Why is This Hiroshima Guy’s Glass of Beer So Superb?
When you run into such great beer, you will want to try all five types. But Yutaka’s rules permit only two glasses per person on any visit. If you want a third glass, you will need to return to the back of the queue or come back another day.
It doesn’t end there. This beer stand opens only for two hours, from 17:00 to 19:00. For this mere two-hour business period, people come from many places in Japan, and for the two-hour operation, three to four hours will be spent by Yutaka to prepare. Why does this place close so early? The answer is related to the next rule.
The final rule: there is no food at this beer stand. It would be easy to imagine Yutaka also selling fried potatoes, sausages, edamame beans and many other snacks that perfect for eating with beer. But, not even dry nuts are available here. This is Yutaka’s intention, that customers who enjoyed two glasses of beer there will also drop by nearby restaurants to enjoy some food. He strongly believes in co-prosperity.
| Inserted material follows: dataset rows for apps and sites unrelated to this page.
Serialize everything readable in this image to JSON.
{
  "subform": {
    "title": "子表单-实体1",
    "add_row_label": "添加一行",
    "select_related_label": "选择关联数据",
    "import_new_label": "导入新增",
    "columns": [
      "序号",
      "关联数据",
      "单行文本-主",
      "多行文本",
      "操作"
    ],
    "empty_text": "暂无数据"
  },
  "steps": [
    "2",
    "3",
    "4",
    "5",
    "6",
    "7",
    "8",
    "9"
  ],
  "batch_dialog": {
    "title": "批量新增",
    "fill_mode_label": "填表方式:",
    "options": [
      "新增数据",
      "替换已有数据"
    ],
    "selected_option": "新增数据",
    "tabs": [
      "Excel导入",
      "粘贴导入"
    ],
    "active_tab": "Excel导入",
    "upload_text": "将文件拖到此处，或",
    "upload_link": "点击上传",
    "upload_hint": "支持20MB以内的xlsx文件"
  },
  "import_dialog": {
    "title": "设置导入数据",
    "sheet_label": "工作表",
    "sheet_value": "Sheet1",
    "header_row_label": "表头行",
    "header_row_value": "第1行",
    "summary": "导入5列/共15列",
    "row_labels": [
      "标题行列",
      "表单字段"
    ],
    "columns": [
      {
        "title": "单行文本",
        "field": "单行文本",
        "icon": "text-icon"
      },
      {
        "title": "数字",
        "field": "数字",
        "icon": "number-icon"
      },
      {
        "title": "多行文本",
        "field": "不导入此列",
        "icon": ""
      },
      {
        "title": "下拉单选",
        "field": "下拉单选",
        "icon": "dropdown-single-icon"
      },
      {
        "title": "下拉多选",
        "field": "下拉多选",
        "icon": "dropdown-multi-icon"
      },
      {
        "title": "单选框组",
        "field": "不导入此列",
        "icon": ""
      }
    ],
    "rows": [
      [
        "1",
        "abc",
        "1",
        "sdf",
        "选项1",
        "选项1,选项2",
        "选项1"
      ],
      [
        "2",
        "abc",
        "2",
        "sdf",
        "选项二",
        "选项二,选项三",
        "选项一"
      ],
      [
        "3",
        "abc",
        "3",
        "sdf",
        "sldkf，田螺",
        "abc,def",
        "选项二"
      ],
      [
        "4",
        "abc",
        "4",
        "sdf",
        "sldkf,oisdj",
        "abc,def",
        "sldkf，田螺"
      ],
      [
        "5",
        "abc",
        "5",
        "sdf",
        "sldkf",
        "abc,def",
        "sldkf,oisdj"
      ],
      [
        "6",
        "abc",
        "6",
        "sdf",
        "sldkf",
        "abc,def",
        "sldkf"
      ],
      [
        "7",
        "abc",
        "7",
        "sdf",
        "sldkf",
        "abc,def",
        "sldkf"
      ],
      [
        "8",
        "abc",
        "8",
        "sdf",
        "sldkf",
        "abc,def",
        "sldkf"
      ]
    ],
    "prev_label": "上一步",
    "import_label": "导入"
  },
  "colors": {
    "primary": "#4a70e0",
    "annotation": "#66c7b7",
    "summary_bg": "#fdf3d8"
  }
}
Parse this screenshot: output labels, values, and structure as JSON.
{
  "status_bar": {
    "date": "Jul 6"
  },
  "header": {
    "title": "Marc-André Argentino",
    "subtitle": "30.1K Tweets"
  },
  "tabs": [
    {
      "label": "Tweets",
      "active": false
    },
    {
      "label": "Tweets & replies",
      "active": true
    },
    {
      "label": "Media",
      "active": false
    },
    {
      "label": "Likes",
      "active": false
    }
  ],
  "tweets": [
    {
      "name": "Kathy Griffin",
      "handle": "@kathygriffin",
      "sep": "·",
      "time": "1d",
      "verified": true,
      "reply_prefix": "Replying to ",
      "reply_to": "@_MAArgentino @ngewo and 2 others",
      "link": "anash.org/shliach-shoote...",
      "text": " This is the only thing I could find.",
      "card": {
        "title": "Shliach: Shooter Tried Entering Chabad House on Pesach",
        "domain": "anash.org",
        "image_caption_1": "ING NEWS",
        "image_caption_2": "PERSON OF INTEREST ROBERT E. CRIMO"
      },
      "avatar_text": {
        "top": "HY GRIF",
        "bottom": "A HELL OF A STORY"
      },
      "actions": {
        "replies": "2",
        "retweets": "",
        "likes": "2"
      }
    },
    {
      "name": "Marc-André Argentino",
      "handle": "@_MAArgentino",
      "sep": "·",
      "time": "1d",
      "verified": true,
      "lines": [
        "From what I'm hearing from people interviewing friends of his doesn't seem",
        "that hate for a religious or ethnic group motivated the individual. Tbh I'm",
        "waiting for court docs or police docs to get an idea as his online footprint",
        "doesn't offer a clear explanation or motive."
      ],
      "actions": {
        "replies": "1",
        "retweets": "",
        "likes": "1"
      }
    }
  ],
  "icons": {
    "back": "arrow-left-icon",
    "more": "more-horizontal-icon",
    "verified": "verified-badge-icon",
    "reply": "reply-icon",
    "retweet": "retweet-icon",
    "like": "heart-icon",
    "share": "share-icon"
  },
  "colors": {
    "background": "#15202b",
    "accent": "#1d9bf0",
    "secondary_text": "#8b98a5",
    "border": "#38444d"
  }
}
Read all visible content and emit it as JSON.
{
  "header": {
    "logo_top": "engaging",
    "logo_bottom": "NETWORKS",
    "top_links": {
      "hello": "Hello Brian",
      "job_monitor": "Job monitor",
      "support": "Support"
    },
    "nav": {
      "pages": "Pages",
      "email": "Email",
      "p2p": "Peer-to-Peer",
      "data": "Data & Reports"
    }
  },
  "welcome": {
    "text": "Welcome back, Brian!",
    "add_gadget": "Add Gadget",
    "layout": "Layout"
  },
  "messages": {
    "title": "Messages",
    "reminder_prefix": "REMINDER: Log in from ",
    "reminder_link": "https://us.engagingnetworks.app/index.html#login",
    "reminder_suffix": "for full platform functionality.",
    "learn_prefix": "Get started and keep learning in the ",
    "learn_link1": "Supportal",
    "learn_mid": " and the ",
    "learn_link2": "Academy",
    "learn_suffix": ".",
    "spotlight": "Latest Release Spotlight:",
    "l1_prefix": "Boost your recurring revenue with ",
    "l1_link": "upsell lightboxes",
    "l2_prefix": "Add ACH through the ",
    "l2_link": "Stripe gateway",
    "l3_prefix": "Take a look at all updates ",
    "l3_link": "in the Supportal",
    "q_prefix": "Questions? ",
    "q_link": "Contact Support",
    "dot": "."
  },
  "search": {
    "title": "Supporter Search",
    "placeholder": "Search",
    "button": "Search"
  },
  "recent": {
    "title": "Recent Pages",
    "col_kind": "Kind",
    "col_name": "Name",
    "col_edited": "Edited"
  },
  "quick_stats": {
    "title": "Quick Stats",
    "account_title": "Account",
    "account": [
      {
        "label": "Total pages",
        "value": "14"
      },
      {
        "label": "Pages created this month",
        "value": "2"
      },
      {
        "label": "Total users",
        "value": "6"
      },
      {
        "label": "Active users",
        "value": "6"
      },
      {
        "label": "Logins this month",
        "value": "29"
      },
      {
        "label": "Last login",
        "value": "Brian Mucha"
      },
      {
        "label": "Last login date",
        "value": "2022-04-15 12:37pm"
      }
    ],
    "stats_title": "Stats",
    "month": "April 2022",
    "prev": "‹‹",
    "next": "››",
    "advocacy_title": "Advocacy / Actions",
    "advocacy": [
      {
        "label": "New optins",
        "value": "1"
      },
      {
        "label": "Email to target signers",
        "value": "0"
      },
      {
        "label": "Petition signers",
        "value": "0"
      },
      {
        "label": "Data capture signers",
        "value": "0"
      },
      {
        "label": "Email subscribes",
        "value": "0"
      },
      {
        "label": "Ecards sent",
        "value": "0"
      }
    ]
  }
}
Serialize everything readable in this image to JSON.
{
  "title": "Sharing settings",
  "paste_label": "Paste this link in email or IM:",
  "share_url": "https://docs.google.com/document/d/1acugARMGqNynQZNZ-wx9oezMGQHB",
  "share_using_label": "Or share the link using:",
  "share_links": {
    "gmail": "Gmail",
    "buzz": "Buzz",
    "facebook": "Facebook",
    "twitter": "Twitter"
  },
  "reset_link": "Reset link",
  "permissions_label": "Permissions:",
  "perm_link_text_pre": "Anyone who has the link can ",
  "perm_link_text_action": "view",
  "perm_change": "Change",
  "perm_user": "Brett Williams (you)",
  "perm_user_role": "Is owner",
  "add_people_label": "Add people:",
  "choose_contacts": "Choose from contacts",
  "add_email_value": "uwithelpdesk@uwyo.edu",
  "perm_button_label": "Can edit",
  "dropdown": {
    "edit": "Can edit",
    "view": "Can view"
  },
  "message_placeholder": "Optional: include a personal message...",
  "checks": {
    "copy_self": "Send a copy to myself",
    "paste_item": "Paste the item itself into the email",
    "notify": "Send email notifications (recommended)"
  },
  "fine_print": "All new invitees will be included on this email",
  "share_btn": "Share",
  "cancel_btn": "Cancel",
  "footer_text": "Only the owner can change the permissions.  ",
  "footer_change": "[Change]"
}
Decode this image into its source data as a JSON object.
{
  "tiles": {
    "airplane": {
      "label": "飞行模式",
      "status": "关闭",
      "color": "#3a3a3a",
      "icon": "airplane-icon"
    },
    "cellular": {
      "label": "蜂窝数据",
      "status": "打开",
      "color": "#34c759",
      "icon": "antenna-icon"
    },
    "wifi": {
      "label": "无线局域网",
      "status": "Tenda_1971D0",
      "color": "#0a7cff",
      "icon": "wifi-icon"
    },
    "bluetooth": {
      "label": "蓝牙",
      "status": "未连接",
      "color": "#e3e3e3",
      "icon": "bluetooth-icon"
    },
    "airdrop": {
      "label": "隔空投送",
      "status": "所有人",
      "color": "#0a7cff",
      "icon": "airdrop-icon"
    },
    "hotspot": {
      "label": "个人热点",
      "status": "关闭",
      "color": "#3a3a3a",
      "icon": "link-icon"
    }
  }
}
He prioritizes “contribution to the local community” over a profit-first operation. “I want to energize Hiroshima with tasty draft beer,” Yutaka said.
“When I wholeheartedly serve beer to customers on their way home from work, I see their faces instantly become smiley. Then, they’ll be relaxed and be able to give smiles to their neighbors,” Yutaka said. “A glass of beer has the ability to give the human mind a little space.”
A full-hearted beer can transcend beer itself, becoming something more than mere beer. In that sense, beer can play the role of “means to convey emotion.” Pouring beer into a shiny glass which was cleaned with a full heart is totally opposite to pure business efficiency. However, it’s this opposing model to a business ideal – in other words, the wish to make people happy – that is the very secret to attracting customers who come all the way to Hiroshima via the Shinkansen bullet train. It may also be a key to revitalizing small stores.
According to the most recent tourist data, visitors to Hiroshima exceed 12.6 million a year – 10% of Japan’s population. The number is still on the rise, with tourists both from home and abroad*7. Many foreign tourists love to visit the A-bomb dome and Peace Memorial Park. No wonder. But, you may not want to miss a visit to this tiny beer stand while you are in Hiroshima!
Story by Motomi Takahashi
*2：国税庁「酒のしおり」、およびRobobank Roboresearch Food & Agribusiness